At 23 tracks, The Album embodies Taylor’s newfound creative freedom. Feeling stifled creatively when recording previous albums, Taylor intentionally included many tracks on this project, making the end result all the more personal and reflective of her vision. With live performances in mind, Taylor curated The Album track list as one she can perform from start to finish in concert. The Album can be listened to in five sections which Taylor refers to as “studios”; A, L, B, U, and M. It’s best to listen to the project in this way as it makes the 23 tracks more digestible.

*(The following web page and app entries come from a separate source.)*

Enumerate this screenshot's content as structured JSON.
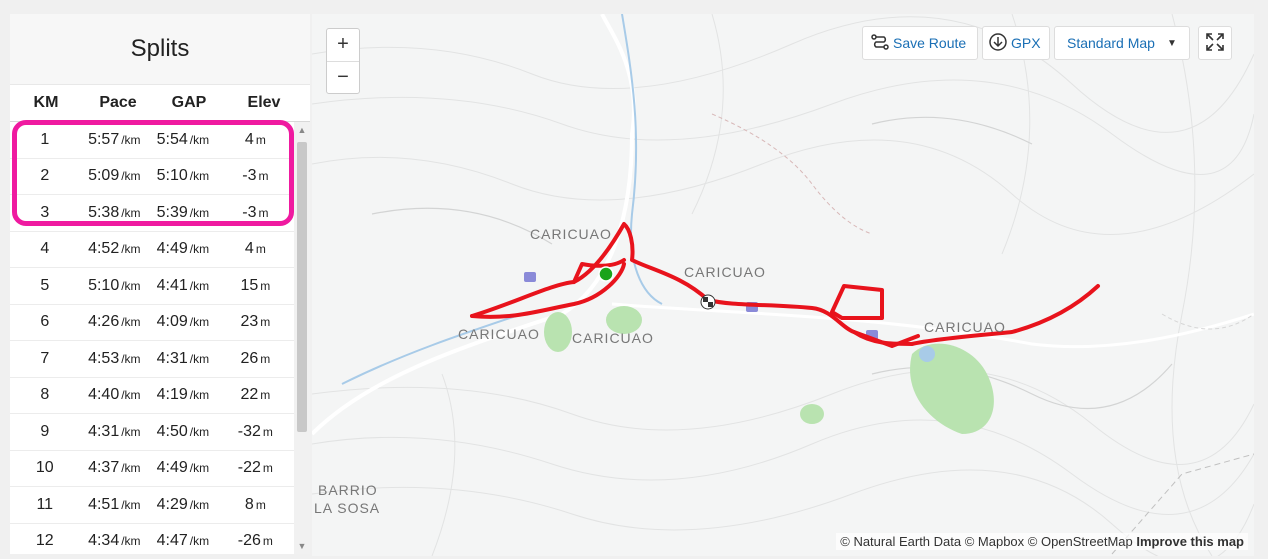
{
  "splits": {
    "title": "Splits",
    "columns": [
      "KM",
      "Pace",
      "GAP",
      "Elev"
    ],
    "pace_unit": "/km",
    "elev_unit": "m",
    "rows": [
      {
        "km": "1",
        "pace": "5:57",
        "gap": "5:54",
        "elev": "4"
      },
      {
        "km": "2",
        "pace": "5:09",
        "gap": "5:10",
        "elev": "-3"
      },
      {
        "km": "3",
        "pace": "5:38",
        "gap": "5:39",
        "elev": "-3"
      },
      {
        "km": "4",
        "pace": "4:52",
        "gap": "4:49",
        "elev": "4"
      },
      {
        "km": "5",
        "pace": "5:10",
        "gap": "4:41",
        "elev": "15"
      },
      {
        "km": "6",
        "pace": "4:26",
        "gap": "4:09",
        "elev": "23"
      },
      {
        "km": "7",
        "pace": "4:53",
        "gap": "4:31",
        "elev": "26"
      },
      {
        "km": "8",
        "pace": "4:40",
        "gap": "4:19",
        "elev": "22"
      },
      {
        "km": "9",
        "pace": "4:31",
        "gap": "4:50",
        "elev": "-32"
      },
      {
        "km": "10",
        "pace": "4:37",
        "gap": "4:49",
        "elev": "-22"
      },
      {
        "km": "11",
        "pace": "4:51",
        "gap": "4:29",
        "elev": "8"
      },
      {
        "km": "12",
        "pace": "4:34",
        "gap": "4:47",
        "elev": "-26"
      }
    ],
    "highlight_color": "#ef1aa0"
  },
  "map": {
    "zoom_in": "+",
    "zoom_out": "−",
    "save_route": "Save Route",
    "gpx": "GPX",
    "map_style": "Standard Map",
    "labels": [
      "CARICUAO",
      "CARICUAO",
      "CARICUAO",
      "CARICUAO",
      "CARICUAO",
      "BARRIO",
      "LA SOSA"
    ],
    "attribution": "© Natural Earth Data © Mapbox © OpenStreetMap",
    "improve": "Improve this map",
    "route_color": "#e8131c",
    "start_color": "#1aa31a",
    "park_color": "#b9e3b0",
    "water_color": "#a8cbe8"
  }
}
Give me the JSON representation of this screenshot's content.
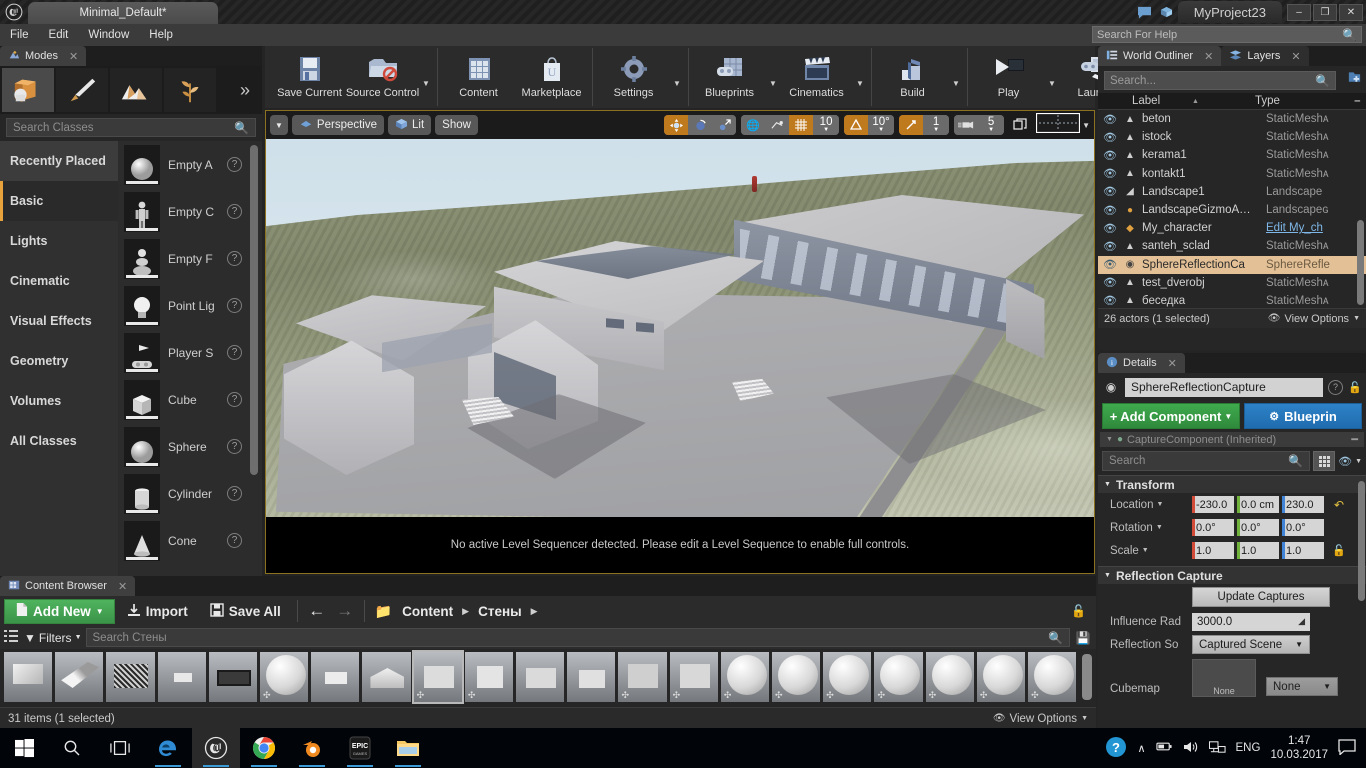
{
  "titlebar": {
    "level_tab": "Minimal_Default*",
    "project_name": "MyProject23",
    "minimize": "–",
    "restore": "❐",
    "close": "✕"
  },
  "menubar": {
    "items": [
      "File",
      "Edit",
      "Window",
      "Help"
    ],
    "help_search_placeholder": "Search For Help"
  },
  "toolbar": {
    "groups": [
      {
        "buttons": [
          {
            "label": "Save Current",
            "icon": "floppy-disk-icon",
            "caret": false
          },
          {
            "label": "Source Control",
            "icon": "source-control-icon",
            "caret": true
          }
        ]
      },
      {
        "buttons": [
          {
            "label": "Content",
            "icon": "content-grid-icon",
            "caret": false
          },
          {
            "label": "Marketplace",
            "icon": "marketplace-bag-icon",
            "caret": false
          }
        ]
      },
      {
        "buttons": [
          {
            "label": "Settings",
            "icon": "gear-icon",
            "caret": true
          }
        ]
      },
      {
        "buttons": [
          {
            "label": "Blueprints",
            "icon": "blueprint-icon",
            "caret": true
          },
          {
            "label": "Cinematics",
            "icon": "clapperboard-icon",
            "caret": true
          }
        ]
      },
      {
        "buttons": [
          {
            "label": "Build",
            "icon": "build-blocks-icon",
            "caret": true
          }
        ]
      },
      {
        "buttons": [
          {
            "label": "Play",
            "icon": "play-icon",
            "caret": true
          },
          {
            "label": "Launch",
            "icon": "launch-icon",
            "caret": true
          }
        ]
      }
    ]
  },
  "modes": {
    "tab_label": "Modes",
    "tools": [
      "place-mode-icon",
      "paint-mode-icon",
      "landscape-mode-icon",
      "foliage-mode-icon"
    ],
    "expand": "»",
    "search_placeholder": "Search Classes",
    "categories": [
      {
        "label": "Recently Placed",
        "selected": false,
        "hover": true
      },
      {
        "label": "Basic",
        "selected": true,
        "hover": false
      },
      {
        "label": "Lights",
        "selected": false,
        "hover": false
      },
      {
        "label": "Cinematic",
        "selected": false,
        "hover": false
      },
      {
        "label": "Visual Effects",
        "selected": false,
        "hover": false
      },
      {
        "label": "Geometry",
        "selected": false,
        "hover": false
      },
      {
        "label": "Volumes",
        "selected": false,
        "hover": false
      },
      {
        "label": "All Classes",
        "selected": false,
        "hover": false
      }
    ],
    "assets": [
      {
        "label": "Empty A",
        "thumb": "sphere"
      },
      {
        "label": "Empty C",
        "thumb": "character"
      },
      {
        "label": "Empty F",
        "thumb": "pawn"
      },
      {
        "label": "Point Lig",
        "thumb": "bulb"
      },
      {
        "label": "Player S",
        "thumb": "gamepad"
      },
      {
        "label": "Cube",
        "thumb": "cube"
      },
      {
        "label": "Sphere",
        "thumb": "sphere"
      },
      {
        "label": "Cylinder",
        "thumb": "cylinder"
      },
      {
        "label": "Cone",
        "thumb": "cone"
      }
    ],
    "help_glyph": "?"
  },
  "viewport": {
    "view_menu_caret": "▼",
    "perspective_label": "Perspective",
    "lit_label": "Lit",
    "show_label": "Show",
    "transform_tools": [
      "translate-gizmo-icon",
      "rotate-gizmo-icon",
      "scale-gizmo-icon"
    ],
    "coord_space_icon": "world-space-icon",
    "surface_snap_icon": "surface-snap-icon",
    "grid_snap_icon": "grid-snap-icon",
    "grid_snap_value": "10",
    "angle_snap_icon": "angle-snap-icon",
    "angle_snap_value": "10°",
    "scale_snap_icon": "scale-snap-icon",
    "scale_snap_value": "1",
    "camera_speed_icon": "camera-speed-icon",
    "camera_speed_value": "5",
    "maximize_icon": "maximize-viewport-icon",
    "layout_icon": "viewport-layout-icon",
    "layout_caret": "▼",
    "sequencer_message": "No active Level Sequencer detected. Please edit a Level Sequence to enable full controls."
  },
  "outliner": {
    "tabs": [
      {
        "label": "World Outliner",
        "active": true,
        "icon": "outliner-icon"
      },
      {
        "label": "Layers",
        "active": false,
        "icon": "layers-icon"
      }
    ],
    "search_placeholder": "Search...",
    "add_icon": "add-folder-icon",
    "columns": {
      "label": "Label",
      "type": "Type",
      "sort_glyph": "▲"
    },
    "rows": [
      {
        "label": "beton",
        "type": "StaticMeshᴀ",
        "icon": "staticmesh-icon",
        "selected": false
      },
      {
        "label": "istock",
        "type": "StaticMeshᴀ",
        "icon": "staticmesh-icon",
        "selected": false
      },
      {
        "label": "kerama1",
        "type": "StaticMeshᴀ",
        "icon": "staticmesh-icon",
        "selected": false
      },
      {
        "label": "kontakt1",
        "type": "StaticMeshᴀ",
        "icon": "staticmesh-icon",
        "selected": false
      },
      {
        "label": "Landscape1",
        "type": "Landscape",
        "icon": "landscape-icon",
        "selected": false
      },
      {
        "label": "LandscapeGizmoA…",
        "type": "Landscapeɢ",
        "icon": "gizmo-icon",
        "selected": false
      },
      {
        "label": "My_character",
        "type": "Edit My_ch",
        "icon": "character-icon",
        "selected": false,
        "type_is_link": true
      },
      {
        "label": "santeh_sclad",
        "type": "StaticMeshᴀ",
        "icon": "staticmesh-icon",
        "selected": false
      },
      {
        "label": "SphereReflectionCa",
        "type": "SphereRefle",
        "icon": "reflection-capture-icon",
        "selected": true
      },
      {
        "label": "test_dverobj",
        "type": "StaticMeshᴀ",
        "icon": "staticmesh-icon",
        "selected": false
      },
      {
        "label": "беседка",
        "type": "StaticMeshᴀ",
        "icon": "staticmesh-icon",
        "selected": false
      }
    ],
    "footer_count": "26 actors (1 selected)",
    "view_options": "View Options"
  },
  "details": {
    "tab_label": "Details",
    "actor_name": "SphereReflectionCapture",
    "lock_icon": "lock-icon",
    "help_icon": "help-icon",
    "add_component_label": "Add Component",
    "blueprint_label": "Blueprin",
    "component_row": "CaptureComponent (Inherited)",
    "search_placeholder": "Search",
    "grid_view_icon": "grid-view-icon",
    "eye_icon": "eye-icon",
    "sections": {
      "transform": {
        "title": "Transform",
        "rows": [
          {
            "label": "Location",
            "values": [
              "-230.0",
              "0.0 cm",
              "230.0"
            ],
            "reset": true
          },
          {
            "label": "Rotation",
            "values": [
              "0.0°",
              "0.0°",
              "0.0°"
            ],
            "reset": false
          },
          {
            "label": "Scale",
            "values": [
              "1.0",
              "1.0",
              "1.0"
            ],
            "reset": false,
            "lock": true
          }
        ]
      },
      "reflection": {
        "title": "Reflection Capture",
        "update_button": "Update Captures",
        "influence_label": "Influence Rad",
        "influence_value": "3000.0",
        "source_label": "Reflection So",
        "source_value": "Captured Scene",
        "cubemap_label": "Cubemap",
        "cubemap_thumb": "None",
        "cubemap_value": "None"
      }
    }
  },
  "content_browser": {
    "tab_label": "Content Browser",
    "add_new": "Add New",
    "import": "Import",
    "save_all": "Save All",
    "back_icon": "arrow-left-icon",
    "forward_icon": "arrow-right-icon",
    "breadcrumb": [
      "Content",
      "Стены"
    ],
    "filters_label": "Filters",
    "search_placeholder": "Search Стены",
    "lock_icon": "lock-icon",
    "tiles": [
      {
        "kind": "mesh",
        "selected": false
      },
      {
        "kind": "mesh",
        "selected": false
      },
      {
        "kind": "mesh",
        "selected": false
      },
      {
        "kind": "mesh",
        "selected": false
      },
      {
        "kind": "mesh",
        "selected": false
      },
      {
        "kind": "material-sphere",
        "selected": false
      },
      {
        "kind": "mesh",
        "selected": false
      },
      {
        "kind": "mesh",
        "selected": false
      },
      {
        "kind": "material-mesh",
        "selected": true
      },
      {
        "kind": "material-mesh",
        "selected": false
      },
      {
        "kind": "mesh",
        "selected": false
      },
      {
        "kind": "mesh",
        "selected": false
      },
      {
        "kind": "material-mesh",
        "selected": false
      },
      {
        "kind": "material-mesh",
        "selected": false
      },
      {
        "kind": "material-sphere",
        "selected": false
      },
      {
        "kind": "material-sphere",
        "selected": false
      },
      {
        "kind": "material-sphere",
        "selected": false
      },
      {
        "kind": "material-sphere",
        "selected": false
      },
      {
        "kind": "material-sphere",
        "selected": false
      },
      {
        "kind": "material-sphere",
        "selected": false
      },
      {
        "kind": "material-sphere",
        "selected": false
      },
      {
        "kind": "material-sphere",
        "selected": false
      }
    ],
    "footer_count": "31 items (1 selected)",
    "view_options": "View Options"
  },
  "taskbar": {
    "items": [
      {
        "name": "start-button",
        "icon": "windows-logo-icon",
        "open": false
      },
      {
        "name": "search-button",
        "icon": "search-icon",
        "open": false
      },
      {
        "name": "task-view-button",
        "icon": "task-view-icon",
        "open": false
      },
      {
        "name": "edge-button",
        "icon": "edge-icon",
        "open": true
      },
      {
        "name": "unreal-button",
        "icon": "unreal-icon",
        "open": true,
        "active": true
      },
      {
        "name": "chrome-button",
        "icon": "chrome-icon",
        "open": true
      },
      {
        "name": "blender-button",
        "icon": "blender-icon",
        "open": true
      },
      {
        "name": "epic-games-button",
        "icon": "epic-games-icon",
        "open": true
      },
      {
        "name": "explorer-button",
        "icon": "folder-icon",
        "open": true
      }
    ],
    "help_bubble_icon": "help-circle-icon",
    "chevron": "∧",
    "tray_icons": [
      "battery-icon",
      "volume-icon",
      "network-icon"
    ],
    "language": "ENG",
    "time": "1:47",
    "date": "10.03.2017",
    "action_center_icon": "notification-icon"
  }
}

The Album is an intimate, highly sexual, personal project. “Intro” is a powerful piece which sets the tone for the record. Taylor features her husband’s 911 phone call during her unexpected birth of their daughter at home. It’s a moving recording – listeners can hear the raw emotion in her husband’s voice and feel the urgency of the moment. The track “Wake Up Love,” and its accompanying video, convey Taylor’s deep admiration and appreciation for her husband Iman Shumpert, who is featured on the track. Allstar features and samples are abundant on the record including Rick Ross, R&B legend Erykah Badu, Quavo, Kehlani, Missy Elliott, Future, DaVido, Big Sean, King Combs, and the iconic Ms. Lauryn Hill.
Other stand out tracks include “Killa,” Lowkey,” “Lose Each Other,” “Still,” “How You Want It?,” and “Made It.” Genres explored on The Album include R&B, pop, reggae, rap, hip hop, and neo-soul. At its best, The Album makes listeners want to indulge in a lover, dance with the tracks on full volume, and reflect on past loves and one’s current life choices.
Songs featured in the “L” studio center around lust. These themes are extremely prominent on tracks like “Morning,” a steamy, passionate song with Kehlani, and “69” (an obvious reference to sex). In contrast, “Lose Each Other” is the only ballad of its kind on The Album, and it is a powerful one. Taylor sings about the grey area many lovers find themselves in – when a relationship seemingly ends but feelings are still present. “We don’t have to lose each other/we can be still friends if you want it… I’ll still go see your mother/I’ll still check up on your brother/I meant it when I said I loved you/And love just don’t go away,” Taylor expresses. It’s refreshing to hear Taylor sing about this stage of a relationship amidst many hot and heavy songs on the project.
Although much of the project isn’t groundbreaking in terms of new sounds, as Taylor is clearly influenced by past and present R&B greats, her willingness to explore a multitude of genres makes The Album uniquely hers. It helps that Taylor’s voice is rich and melodic – each song is full of warm tones and, overall, the project is incredibly enjoyable and easy to listen to. Taylor’s increased creative input is apparent and The Album, released on Juneteenth, invites celebration of what it means to be Black and the beauty Black women possess.